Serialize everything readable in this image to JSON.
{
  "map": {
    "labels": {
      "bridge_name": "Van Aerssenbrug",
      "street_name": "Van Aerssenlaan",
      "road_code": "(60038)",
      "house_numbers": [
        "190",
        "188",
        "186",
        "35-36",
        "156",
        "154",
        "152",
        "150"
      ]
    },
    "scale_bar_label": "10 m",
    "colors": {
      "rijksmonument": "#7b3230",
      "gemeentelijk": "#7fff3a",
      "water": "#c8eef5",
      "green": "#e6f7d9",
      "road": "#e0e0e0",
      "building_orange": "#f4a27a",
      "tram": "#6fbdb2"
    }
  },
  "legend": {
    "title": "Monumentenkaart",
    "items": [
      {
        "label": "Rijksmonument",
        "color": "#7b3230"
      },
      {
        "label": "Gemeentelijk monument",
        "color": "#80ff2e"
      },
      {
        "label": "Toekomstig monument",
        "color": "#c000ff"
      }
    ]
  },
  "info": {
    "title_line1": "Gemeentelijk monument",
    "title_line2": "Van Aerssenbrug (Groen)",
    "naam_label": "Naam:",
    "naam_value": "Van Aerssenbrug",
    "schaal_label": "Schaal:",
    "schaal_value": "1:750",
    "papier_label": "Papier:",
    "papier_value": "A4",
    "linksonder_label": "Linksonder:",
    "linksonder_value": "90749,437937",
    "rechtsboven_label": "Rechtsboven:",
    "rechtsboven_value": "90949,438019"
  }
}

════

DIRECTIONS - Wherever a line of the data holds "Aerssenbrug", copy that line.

RESPONSE AREA -
      "bridge_name": "Van Aerssenbrug",
    "title_line2": "Van Aerssenbrug (Groen)",
    "naam_value": "Van Aerssenbrug",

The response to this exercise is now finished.